With our brand new, original title, Koropokkur in Love, releasing soon, we wanted to share a few words from our translator about the main setting of the game – the district of Akihabara!
A fairly major connecting station in Tokyo, Akihabara is on the one hand a bustling business sector, but has an infamous side as well. It’s known for being a hotspot of Japan’s… well, the kind of “leisure culture” that really put Japan on the map in the technology age; video games, anime, comics, cameras, playing cards, action figures, and a slew of other cool stuff. “Otaku culture” is one way to describe it, but the word itself tends to bring up imagery of solely anime (thanks Metal Gear Solid), when those who are labeled as “otaku”, and many who aren’t, know this is only a shallow association at best. Otaku refers to getting really into something that you like, to the point that many would consider odd, and it’s certainly not only games.
“Akiba,” as it’s known colloquially, is an outlet, a haven for people to pursue their unique passions and hobbies, the things which bring them pleasure in the day to day, without fear of being judged, or standing out excessively. It just so happens that the nature of the things which populate Akiba are not of the sporty, posh, or socially “normal” variety.

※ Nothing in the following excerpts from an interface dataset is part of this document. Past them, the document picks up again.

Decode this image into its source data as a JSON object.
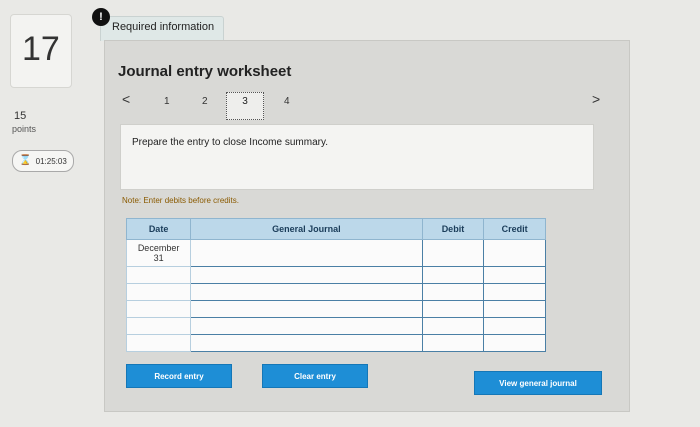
{
  "question": {
    "number": "17",
    "points_value": "15",
    "points_label": "points",
    "timer": "01:25:03",
    "timer_icon": "hourglass-icon"
  },
  "header": {
    "required_label": "Required information",
    "title": "Journal entry worksheet"
  },
  "nav": {
    "prev": "<",
    "next": ">",
    "steps": [
      "1",
      "2",
      "3",
      "4"
    ],
    "active_step": "3"
  },
  "prompt": "Prepare the entry to close Income summary.",
  "note": "Note: Enter debits before credits.",
  "journal": {
    "headers": {
      "date": "Date",
      "general_journal": "General Journal",
      "debit": "Debit",
      "credit": "Credit"
    },
    "first_date_line1": "December",
    "first_date_line2": "31"
  },
  "buttons": {
    "record": "Record entry",
    "clear": "Clear entry",
    "view": "View general journal"
  },
  "colors": {
    "header_blue": "#bcd8ea",
    "button_blue": "#1e8ed6",
    "note_color": "#8a5a00"
  }
}
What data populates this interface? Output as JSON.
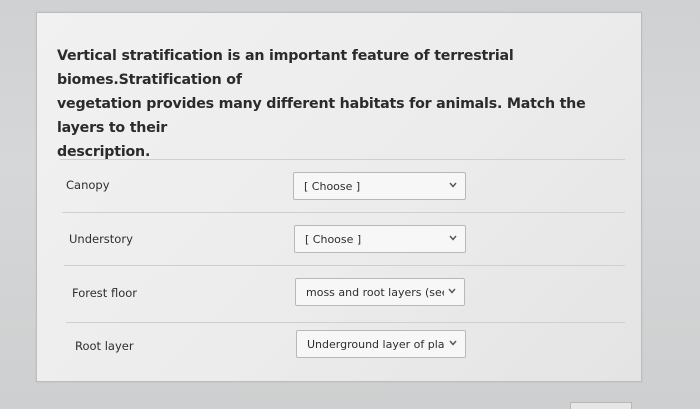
{
  "question": {
    "line1": "Vertical stratification is an important feature of terrestrial biomes.Stratification of",
    "line2": "vegetation provides many different habitats for animals. Match the layers to their",
    "line3": "description."
  },
  "rows": [
    {
      "term": "Canopy",
      "selected": "[ Choose ]"
    },
    {
      "term": "Understory",
      "selected": "[ Choose ]"
    },
    {
      "term": "Forest floor",
      "selected": "moss and root layers (see belc"
    },
    {
      "term": "Root layer",
      "selected": "Underground layer of plant ha"
    }
  ],
  "icons": {
    "dropdown": "chevron-down-icon"
  }
}
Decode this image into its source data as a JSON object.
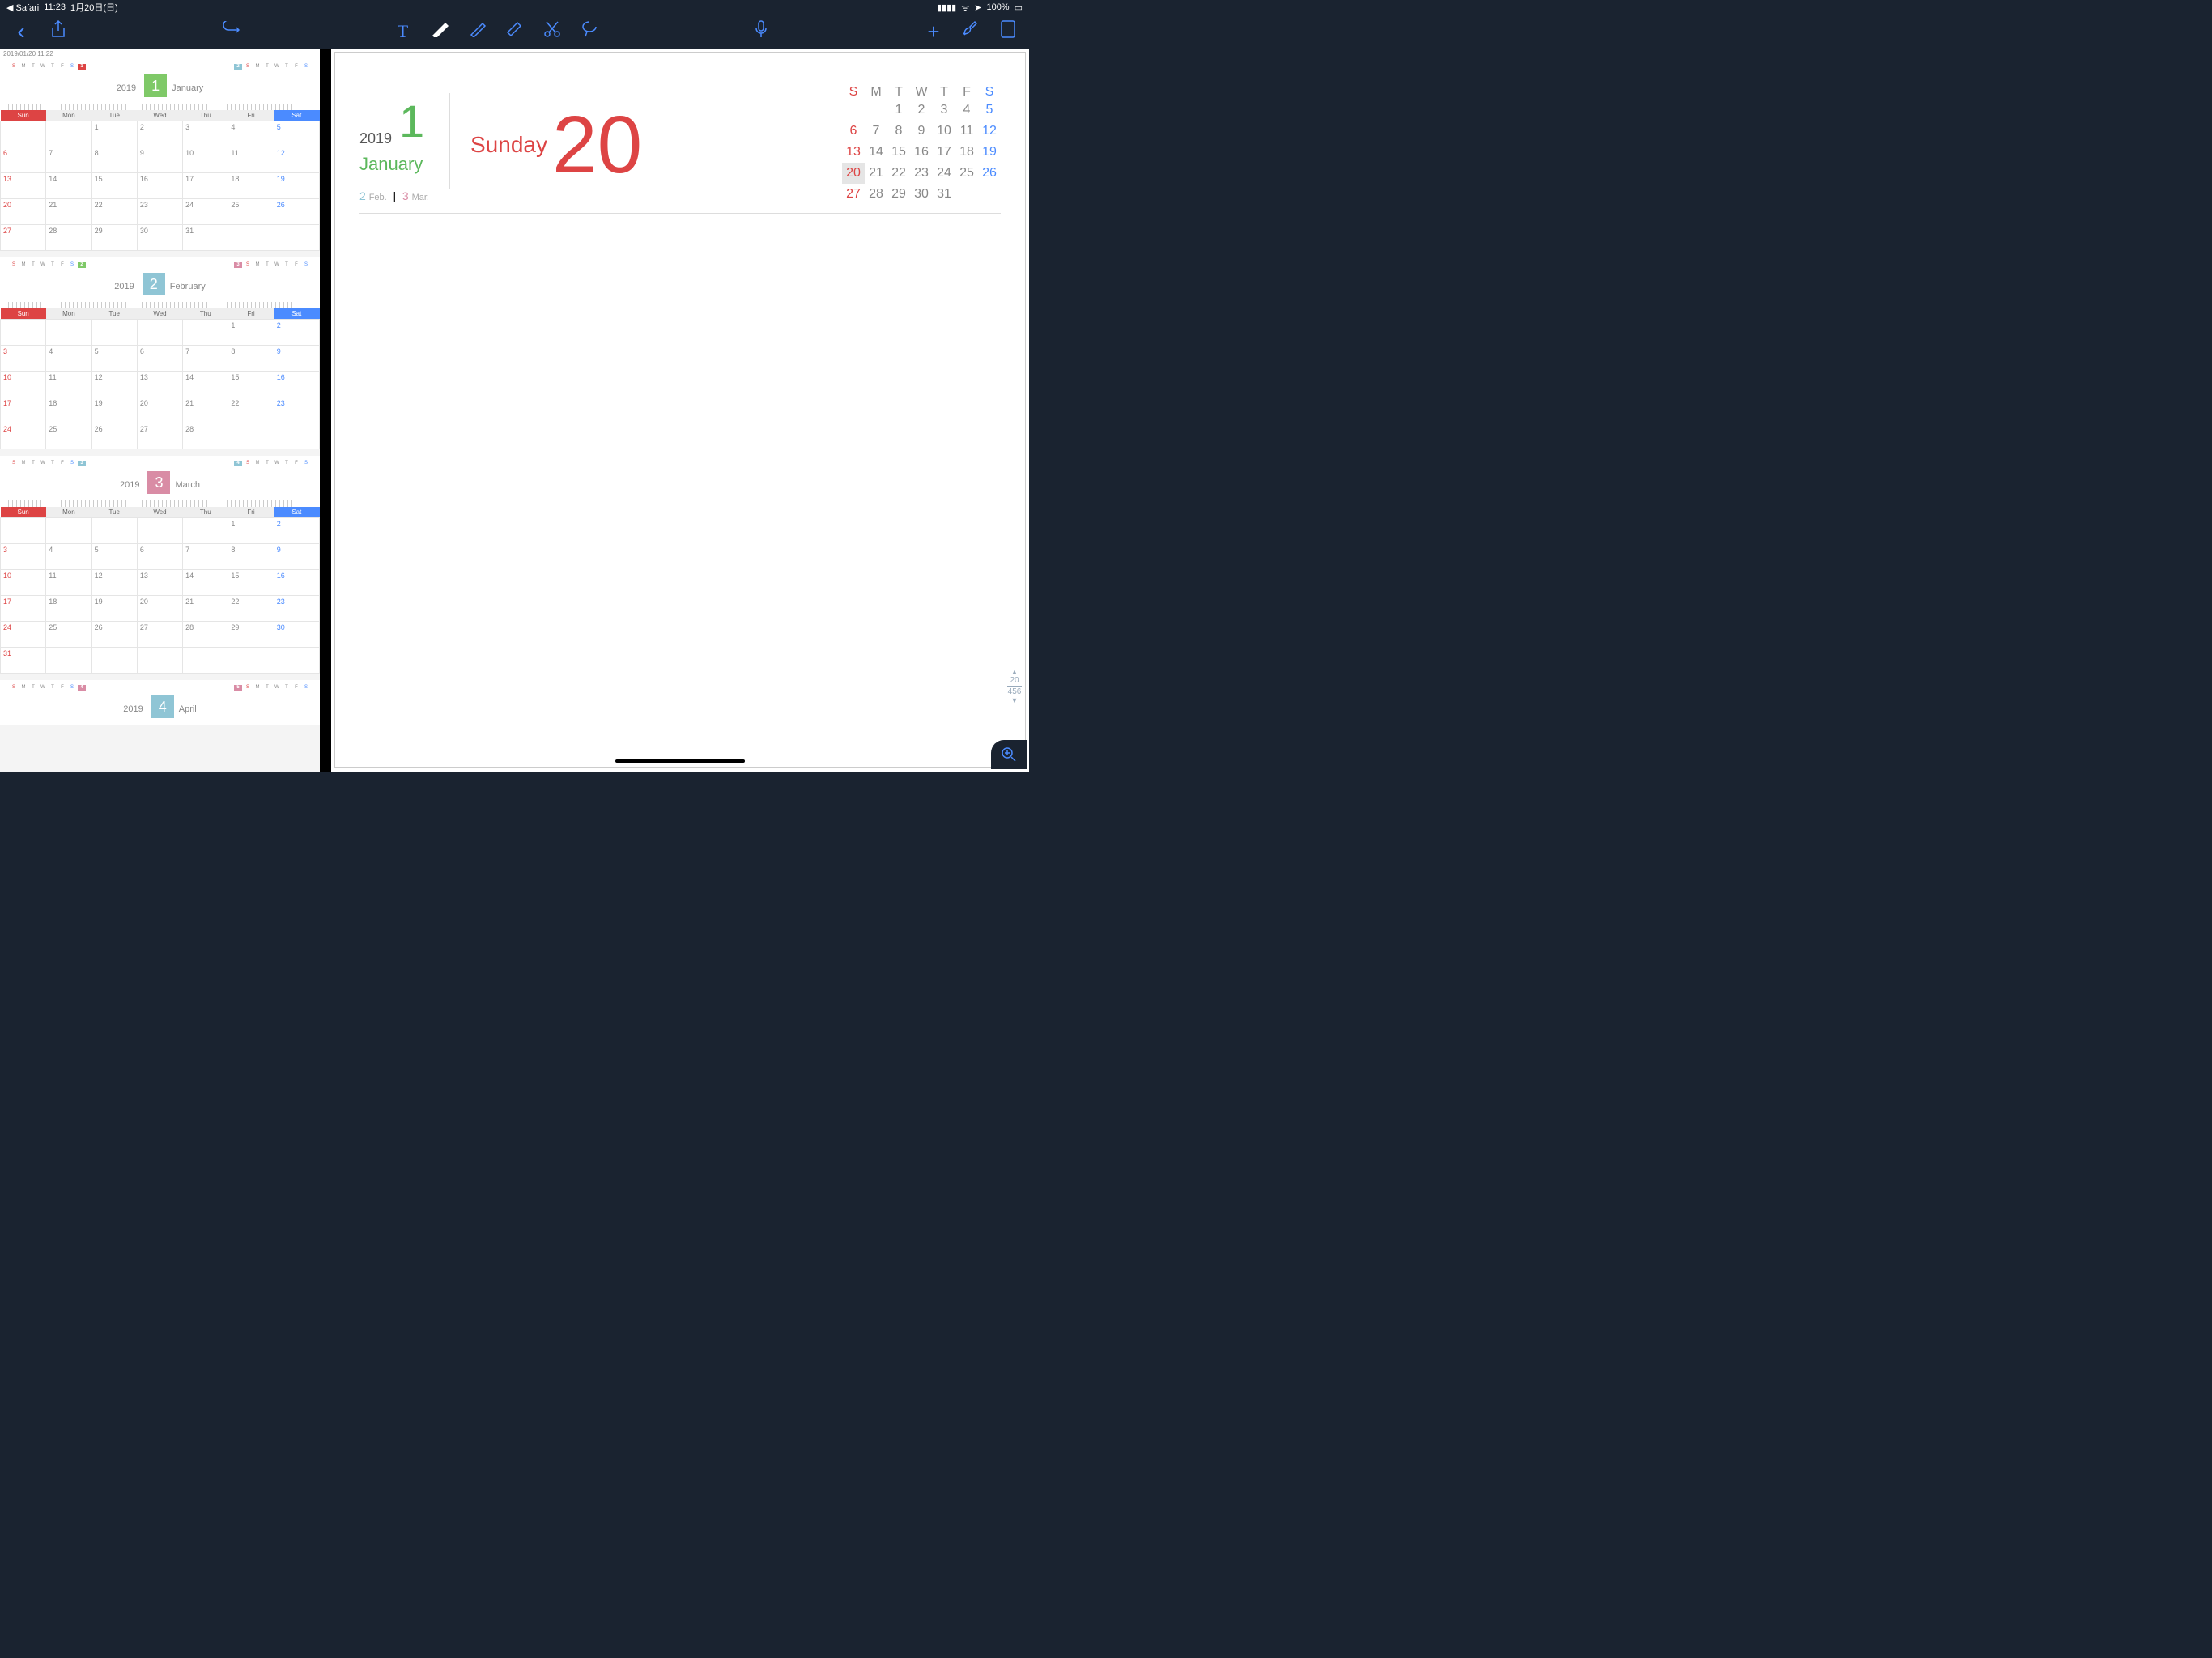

Technology, ranging from monitors to camera equipment, (and even bins of loose transistors, capacitors, and all kinds of other junk to build your own machines) is what many people think of, giving it the nickname “electric town”. But many on the other hand might go purely to hunt for plastic models of naval warships. Some wouldn’t think of downloading a CD, they’d rather scour the shelves of every shop looking for what they crave. Some have undying loyalty to a single character from a single show, and some are there to consume anything and everything in their path.
In this sense, there is no single Akihabara, and everyone’s Akihabara is different. Yes, a wide lens is needed when thinking of the hobbies and interests of human beings, but even within certain sub-sets of hobbies, everyone has their own needs they seek out. Satoru, the manager and owner of Petit Fille, knows this is just as true for maid cafes as well. He tries to craft Petit Fille in the way, not that a maid cafe “ought” to be, but in the way that he personally wants it to be. And he knows those who recognize and share his ideas will naturally gather there.
Perhaps a maid cafe is not a hobby in and of itself (although some make it so), but a haven within the haven that is Akihabara. I’m not sure, everyone has unique needs and expectations, and there’s no need to label people one way or the other. Akihabara has many ways you can fit in, and one fit is not right for everyone. The sheer volume of content and goods, and selection of cafes and such gives each visitor their own unique experience. Thus, Akihabara can actually feel very diverse compared with other shopping/leisure districts of Tokyo. There’s not as much pandering and imitation; everyone’s kind of “doing their own thing”, and it works.
It can be hard to be yourself, especially in the tight quarters and high pressure of Japanese urban society, but sometimes all it takes is a slight change in environment. That’s what Akihabara’s really about; a haven that lets you downshift from being hyper-conscious of the judgments of others, and just get lost in whatever it is you do.